**DATA**.
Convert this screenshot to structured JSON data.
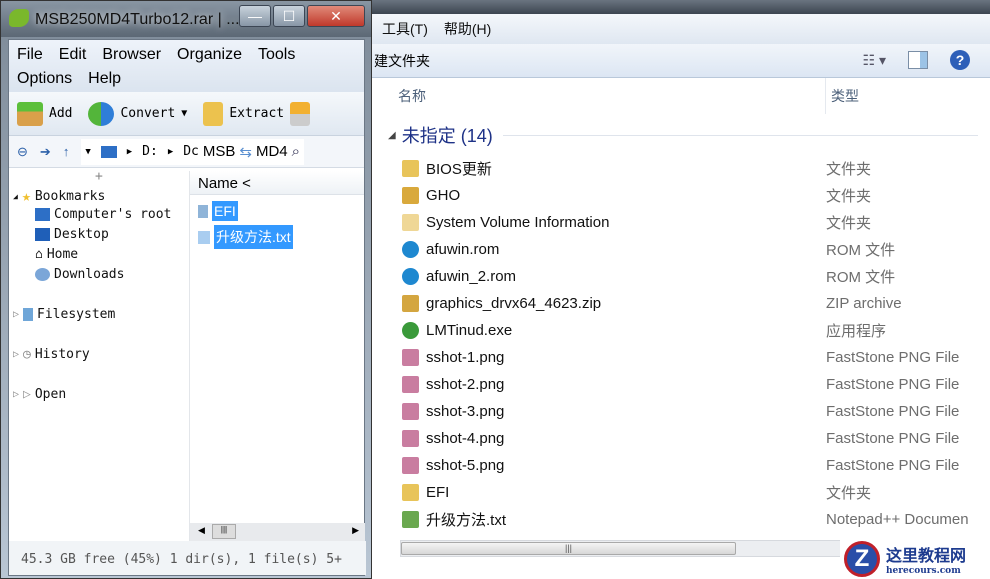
{
  "archiver": {
    "title": "MSB250MD4Turbo12.rar | ...",
    "menu_row1": [
      "File",
      "Edit",
      "Browser",
      "Organize",
      "Tools"
    ],
    "menu_row2": [
      "Options",
      "Help"
    ],
    "toolbar": {
      "add": "Add",
      "convert": "Convert",
      "extract": "Extract"
    },
    "address": {
      "drive": "D:",
      "path_fragment": "Dc",
      "search_left": "MSB",
      "search_right": "MD4"
    },
    "tree": {
      "bookmarks": "Bookmarks",
      "bookmark_items": [
        "Computer's root",
        "Desktop",
        "Home",
        "Downloads"
      ],
      "filesystem": "Filesystem",
      "history": "History",
      "open": "Open"
    },
    "file_list": {
      "header": "Name <",
      "items": [
        "EFI",
        "升级方法.txt"
      ]
    },
    "status": "45.3 GB free (45%)  1 dir(s), 1 file(s)  5+"
  },
  "explorer": {
    "menu": [
      "工具(T)",
      "帮助(H)"
    ],
    "toolbar_new_folder": "建文件夹",
    "columns": {
      "name": "名称",
      "type": "类型"
    },
    "group": "未指定 (14)",
    "files": [
      {
        "name": "BIOS更新",
        "type": "文件夹",
        "icon": "folder",
        "color": "#e8c45a"
      },
      {
        "name": "GHO",
        "type": "文件夹",
        "icon": "folder-special",
        "color": "#d9a93c"
      },
      {
        "name": "System Volume Information",
        "type": "文件夹",
        "icon": "folder",
        "color": "#efd796"
      },
      {
        "name": "afuwin.rom",
        "type": "ROM 文件",
        "icon": "rom",
        "color": "#1e88d0"
      },
      {
        "name": "afuwin_2.rom",
        "type": "ROM 文件",
        "icon": "rom",
        "color": "#1e88d0"
      },
      {
        "name": "graphics_drvx64_4623.zip",
        "type": "ZIP archive",
        "icon": "zip",
        "color": "#d4a640"
      },
      {
        "name": "LMTinud.exe",
        "type": "应用程序",
        "icon": "exe",
        "color": "#3a9a3a"
      },
      {
        "name": "sshot-1.png",
        "type": "FastStone PNG File",
        "icon": "png",
        "color": "#c97da0"
      },
      {
        "name": "sshot-2.png",
        "type": "FastStone PNG File",
        "icon": "png",
        "color": "#c97da0"
      },
      {
        "name": "sshot-3.png",
        "type": "FastStone PNG File",
        "icon": "png",
        "color": "#c97da0"
      },
      {
        "name": "sshot-4.png",
        "type": "FastStone PNG File",
        "icon": "png",
        "color": "#c97da0"
      },
      {
        "name": "sshot-5.png",
        "type": "FastStone PNG File",
        "icon": "png",
        "color": "#c97da0"
      },
      {
        "name": "EFI",
        "type": "文件夹",
        "icon": "folder",
        "color": "#e8c45a"
      },
      {
        "name": "升级方法.txt",
        "type": "Notepad++ Documen",
        "icon": "txt",
        "color": "#6aa84f"
      }
    ]
  },
  "watermark": {
    "cn": "这里教程网",
    "en": "herecours.com"
  }
}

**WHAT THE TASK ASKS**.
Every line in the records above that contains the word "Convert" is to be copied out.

**PROBLEM SOLUTION**.
Convert this screenshot to structured JSON data.
      "convert": "Convert",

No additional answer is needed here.